Element data from apps and pages

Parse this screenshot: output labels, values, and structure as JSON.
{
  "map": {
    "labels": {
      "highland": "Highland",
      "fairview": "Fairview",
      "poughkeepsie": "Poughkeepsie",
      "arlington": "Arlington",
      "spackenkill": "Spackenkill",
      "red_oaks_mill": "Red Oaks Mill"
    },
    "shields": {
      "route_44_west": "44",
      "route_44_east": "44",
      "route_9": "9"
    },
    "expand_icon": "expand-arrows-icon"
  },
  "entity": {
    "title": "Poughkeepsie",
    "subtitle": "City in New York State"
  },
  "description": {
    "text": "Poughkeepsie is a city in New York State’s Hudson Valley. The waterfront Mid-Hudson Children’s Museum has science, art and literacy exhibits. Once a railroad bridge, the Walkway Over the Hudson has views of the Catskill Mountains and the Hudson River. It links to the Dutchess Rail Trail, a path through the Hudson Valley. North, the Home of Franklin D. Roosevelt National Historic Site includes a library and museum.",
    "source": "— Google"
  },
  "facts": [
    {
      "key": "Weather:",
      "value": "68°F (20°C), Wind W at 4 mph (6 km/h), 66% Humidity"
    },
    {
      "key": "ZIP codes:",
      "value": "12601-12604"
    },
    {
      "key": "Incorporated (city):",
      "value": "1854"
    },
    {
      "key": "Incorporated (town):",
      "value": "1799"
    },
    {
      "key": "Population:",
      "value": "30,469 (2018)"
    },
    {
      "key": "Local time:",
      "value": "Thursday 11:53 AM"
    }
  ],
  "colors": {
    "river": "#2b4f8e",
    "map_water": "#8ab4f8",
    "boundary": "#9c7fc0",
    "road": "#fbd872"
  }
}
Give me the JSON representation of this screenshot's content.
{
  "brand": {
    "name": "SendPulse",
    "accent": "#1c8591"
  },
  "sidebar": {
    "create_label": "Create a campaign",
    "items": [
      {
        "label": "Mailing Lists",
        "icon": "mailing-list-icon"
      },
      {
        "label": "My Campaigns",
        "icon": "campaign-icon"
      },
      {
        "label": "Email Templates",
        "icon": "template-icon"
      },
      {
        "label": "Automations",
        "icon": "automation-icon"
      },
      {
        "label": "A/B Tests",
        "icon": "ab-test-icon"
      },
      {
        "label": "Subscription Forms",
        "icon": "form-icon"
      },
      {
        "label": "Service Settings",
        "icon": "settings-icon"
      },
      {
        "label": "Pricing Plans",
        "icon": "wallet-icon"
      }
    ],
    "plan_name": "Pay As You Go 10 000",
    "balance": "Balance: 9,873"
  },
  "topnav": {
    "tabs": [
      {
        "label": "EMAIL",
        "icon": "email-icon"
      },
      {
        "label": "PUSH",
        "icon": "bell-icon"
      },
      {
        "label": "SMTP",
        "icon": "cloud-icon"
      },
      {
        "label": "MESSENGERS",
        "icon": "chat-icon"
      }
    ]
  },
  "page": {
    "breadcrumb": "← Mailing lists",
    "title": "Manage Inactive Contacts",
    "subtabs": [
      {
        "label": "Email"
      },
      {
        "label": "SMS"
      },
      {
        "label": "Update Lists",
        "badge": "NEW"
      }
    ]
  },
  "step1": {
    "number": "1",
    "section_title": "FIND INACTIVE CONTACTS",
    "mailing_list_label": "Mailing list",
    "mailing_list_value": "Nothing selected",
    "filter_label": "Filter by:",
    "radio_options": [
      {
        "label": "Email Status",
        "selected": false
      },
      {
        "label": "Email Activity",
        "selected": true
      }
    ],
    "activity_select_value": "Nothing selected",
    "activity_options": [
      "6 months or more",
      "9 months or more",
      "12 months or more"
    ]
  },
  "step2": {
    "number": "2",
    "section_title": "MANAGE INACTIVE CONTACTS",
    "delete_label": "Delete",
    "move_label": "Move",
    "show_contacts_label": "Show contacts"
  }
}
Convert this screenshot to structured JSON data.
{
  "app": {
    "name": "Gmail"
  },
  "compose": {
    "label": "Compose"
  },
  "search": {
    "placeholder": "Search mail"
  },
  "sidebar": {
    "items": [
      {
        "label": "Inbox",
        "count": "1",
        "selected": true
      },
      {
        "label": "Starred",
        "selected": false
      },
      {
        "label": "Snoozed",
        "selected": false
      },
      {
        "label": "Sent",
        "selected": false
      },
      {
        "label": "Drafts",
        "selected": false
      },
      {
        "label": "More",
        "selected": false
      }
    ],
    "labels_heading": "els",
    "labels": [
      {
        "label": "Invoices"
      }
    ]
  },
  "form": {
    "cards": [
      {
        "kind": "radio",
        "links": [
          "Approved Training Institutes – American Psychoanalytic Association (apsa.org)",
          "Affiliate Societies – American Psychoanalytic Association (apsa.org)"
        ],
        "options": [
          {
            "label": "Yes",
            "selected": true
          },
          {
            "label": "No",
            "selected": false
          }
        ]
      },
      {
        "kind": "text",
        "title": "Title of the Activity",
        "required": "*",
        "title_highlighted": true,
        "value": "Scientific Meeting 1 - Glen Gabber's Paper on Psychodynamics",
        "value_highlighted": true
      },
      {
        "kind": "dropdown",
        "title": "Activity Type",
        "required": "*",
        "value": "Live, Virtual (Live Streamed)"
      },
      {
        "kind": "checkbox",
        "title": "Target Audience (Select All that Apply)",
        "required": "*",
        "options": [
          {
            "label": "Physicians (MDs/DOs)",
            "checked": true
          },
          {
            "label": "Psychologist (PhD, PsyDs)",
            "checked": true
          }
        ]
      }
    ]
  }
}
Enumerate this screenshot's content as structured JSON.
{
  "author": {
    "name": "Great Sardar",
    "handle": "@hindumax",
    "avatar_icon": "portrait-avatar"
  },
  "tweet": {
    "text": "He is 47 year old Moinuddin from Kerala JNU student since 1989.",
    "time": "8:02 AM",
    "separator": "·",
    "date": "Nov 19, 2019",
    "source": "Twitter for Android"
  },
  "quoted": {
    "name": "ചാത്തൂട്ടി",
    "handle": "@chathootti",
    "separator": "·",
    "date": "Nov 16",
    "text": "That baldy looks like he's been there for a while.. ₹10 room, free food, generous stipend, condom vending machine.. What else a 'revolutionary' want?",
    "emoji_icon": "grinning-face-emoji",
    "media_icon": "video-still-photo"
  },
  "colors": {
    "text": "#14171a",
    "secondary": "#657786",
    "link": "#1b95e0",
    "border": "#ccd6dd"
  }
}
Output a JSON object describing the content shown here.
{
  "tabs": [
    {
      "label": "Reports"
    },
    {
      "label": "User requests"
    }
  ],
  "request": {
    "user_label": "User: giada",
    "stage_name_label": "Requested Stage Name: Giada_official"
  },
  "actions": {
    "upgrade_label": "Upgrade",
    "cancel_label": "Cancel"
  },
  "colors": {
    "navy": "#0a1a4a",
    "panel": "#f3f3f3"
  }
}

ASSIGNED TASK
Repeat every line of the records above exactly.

OUTPUT
Parse this screenshot: output labels, values, and structure as JSON.
{
  "map": {
    "labels": {
      "highland": "Highland",
      "fairview": "Fairview",
      "poughkeepsie": "Poughkeepsie",
      "arlington": "Arlington",
      "spackenkill": "Spackenkill",
      "red_oaks_mill": "Red Oaks Mill"
    },
    "shields": {
      "route_44_west": "44",
      "route_44_east": "44",
      "route_9": "9"
    },
    "expand_icon": "expand-arrows-icon"
  },
  "entity": {
    "title": "Poughkeepsie",
    "subtitle": "City in New York State"
  },
  "description": {
    "text": "Poughkeepsie is a city in New York State’s Hudson Valley. The waterfront Mid-Hudson Children’s Museum has science, art and literacy exhibits. Once a railroad bridge, the Walkway Over the Hudson has views of the Catskill Mountains and the Hudson River. It links to the Dutchess Rail Trail, a path through the Hudson Valley. North, the Home of Franklin D. Roosevelt National Historic Site includes a library and museum.",
    "source": "— Google"
  },
  "facts": [
    {
      "key": "Weather:",
      "value": "68°F (20°C), Wind W at 4 mph (6 km/h), 66% Humidity"
    },
    {
      "key": "ZIP codes:",
      "value": "12601-12604"
    },
    {
      "key": "Incorporated (city):",
      "value": "1854"
    },
    {
      "key": "Incorporated (town):",
      "value": "1799"
    },
    {
      "key": "Population:",
      "value": "30,469 (2018)"
    },
    {
      "key": "Local time:",
      "value": "Thursday 11:53 AM"
    }
  ],
  "colors": {
    "river": "#2b4f8e",
    "map_water": "#8ab4f8",
    "boundary": "#9c7fc0",
    "road": "#fbd872"
  }
}
Give me the JSON representation of this screenshot's content.
{
  "brand": {
    "name": "SendPulse",
    "accent": "#1c8591"
  },
  "sidebar": {
    "create_label": "Create a campaign",
    "items": [
      {
        "label": "Mailing Lists",
        "icon": "mailing-list-icon"
      },
      {
        "label": "My Campaigns",
        "icon": "campaign-icon"
      },
      {
        "label": "Email Templates",
        "icon": "template-icon"
      },
      {
        "label": "Automations",
        "icon": "automation-icon"
      },
      {
        "label": "A/B Tests",
        "icon": "ab-test-icon"
      },
      {
        "label": "Subscription Forms",
        "icon": "form-icon"
      },
      {
        "label": "Service Settings",
        "icon": "settings-icon"
      },
      {
        "label": "Pricing Plans",
        "icon": "wallet-icon"
      }
    ],
    "plan_name": "Pay As You Go 10 000",
    "balance": "Balance: 9,873"
  },
  "topnav": {
    "tabs": [
      {
        "label": "EMAIL",
        "icon": "email-icon"
      },
      {
        "label": "PUSH",
        "icon": "bell-icon"
      },
      {
        "label": "SMTP",
        "icon": "cloud-icon"
      },
      {
        "label": "MESSENGERS",
        "icon": "chat-icon"
      }
    ]
  },
  "page": {
    "breadcrumb": "← Mailing lists",
    "title": "Manage Inactive Contacts",
    "subtabs": [
      {
        "label": "Email"
      },
      {
        "label": "SMS"
      },
      {
        "label": "Update Lists",
        "badge": "NEW"
      }
    ]
  },
  "step1": {
    "number": "1",
    "section_title": "FIND INACTIVE CONTACTS",
    "mailing_list_label": "Mailing list",
    "mailing_list_value": "Nothing selected",
    "filter_label": "Filter by:",
    "radio_options": [
      {
        "label": "Email Status",
        "selected": false
      },
      {
        "label": "Email Activity",
        "selected": true
      }
    ],
    "activity_select_value": "Nothing selected",
    "activity_options": [
      "6 months or more",
      "9 months or more",
      "12 months or more"
    ]
  },
  "step2": {
    "number": "2",
    "section_title": "MANAGE INACTIVE CONTACTS",
    "delete_label": "Delete",
    "move_label": "Move",
    "show_contacts_label": "Show contacts"
  }
}
Convert this screenshot to structured JSON data.
{
  "app": {
    "name": "Gmail"
  },
  "compose": {
    "label": "Compose"
  },
  "search": {
    "placeholder": "Search mail"
  },
  "sidebar": {
    "items": [
      {
        "label": "Inbox",
        "count": "1",
        "selected": true
      },
      {
        "label": "Starred",
        "selected": false
      },
      {
        "label": "Snoozed",
        "selected": false
      },
      {
        "label": "Sent",
        "selected": false
      },
      {
        "label": "Drafts",
        "selected": false
      },
      {
        "label": "More",
        "selected": false
      }
    ],
    "labels_heading": "els",
    "labels": [
      {
        "label": "Invoices"
      }
    ]
  },
  "form": {
    "cards": [
      {
        "kind": "radio",
        "links": [
          "Approved Training Institutes – American Psychoanalytic Association (apsa.org)",
          "Affiliate Societies – American Psychoanalytic Association (apsa.org)"
        ],
        "options": [
          {
            "label": "Yes",
            "selected": true
          },
          {
            "label": "No",
            "selected": false
          }
        ]
      },
      {
        "kind": "text",
        "title": "Title of the Activity",
        "required": "*",
        "title_highlighted": true,
        "value": "Scientific Meeting 1 - Glen Gabber's Paper on Psychodynamics",
        "value_highlighted": true
      },
      {
        "kind": "dropdown",
        "title": "Activity Type",
        "required": "*",
        "value": "Live, Virtual (Live Streamed)"
      },
      {
        "kind": "checkbox",
        "title": "Target Audience (Select All that Apply)",
        "required": "*",
        "options": [
          {
            "label": "Physicians (MDs/DOs)",
            "checked": true
          },
          {
            "label": "Psychologist (PhD, PsyDs)",
            "checked": true
          }
        ]
      }
    ]
  }
}
Enumerate this screenshot's content as structured JSON.
{
  "author": {
    "name": "Great Sardar",
    "handle": "@hindumax",
    "avatar_icon": "portrait-avatar"
  },
  "tweet": {
    "text": "He is 47 year old Moinuddin from Kerala JNU student since 1989.",
    "time": "8:02 AM",
    "separator": "·",
    "date": "Nov 19, 2019",
    "source": "Twitter for Android"
  },
  "quoted": {
    "name": "ചാത്തൂട്ടി",
    "handle": "@chathootti",
    "separator": "·",
    "date": "Nov 16",
    "text": "That baldy looks like he's been there for a while.. ₹10 room, free food, generous stipend, condom vending machine.. What else a 'revolutionary' want?",
    "emoji_icon": "grinning-face-emoji",
    "media_icon": "video-still-photo"
  },
  "colors": {
    "text": "#14171a",
    "secondary": "#657786",
    "link": "#1b95e0",
    "border": "#ccd6dd"
  }
}
Output a JSON object describing the content shown here.
{
  "tabs": [
    {
      "label": "Reports"
    },
    {
      "label": "User requests"
    }
  ],
  "request": {
    "user_label": "User: giada",
    "stage_name_label": "Requested Stage Name: Giada_official"
  },
  "actions": {
    "upgrade_label": "Upgrade",
    "cancel_label": "Cancel"
  },
  "colors": {
    "navy": "#0a1a4a",
    "panel": "#f3f3f3"
  }
}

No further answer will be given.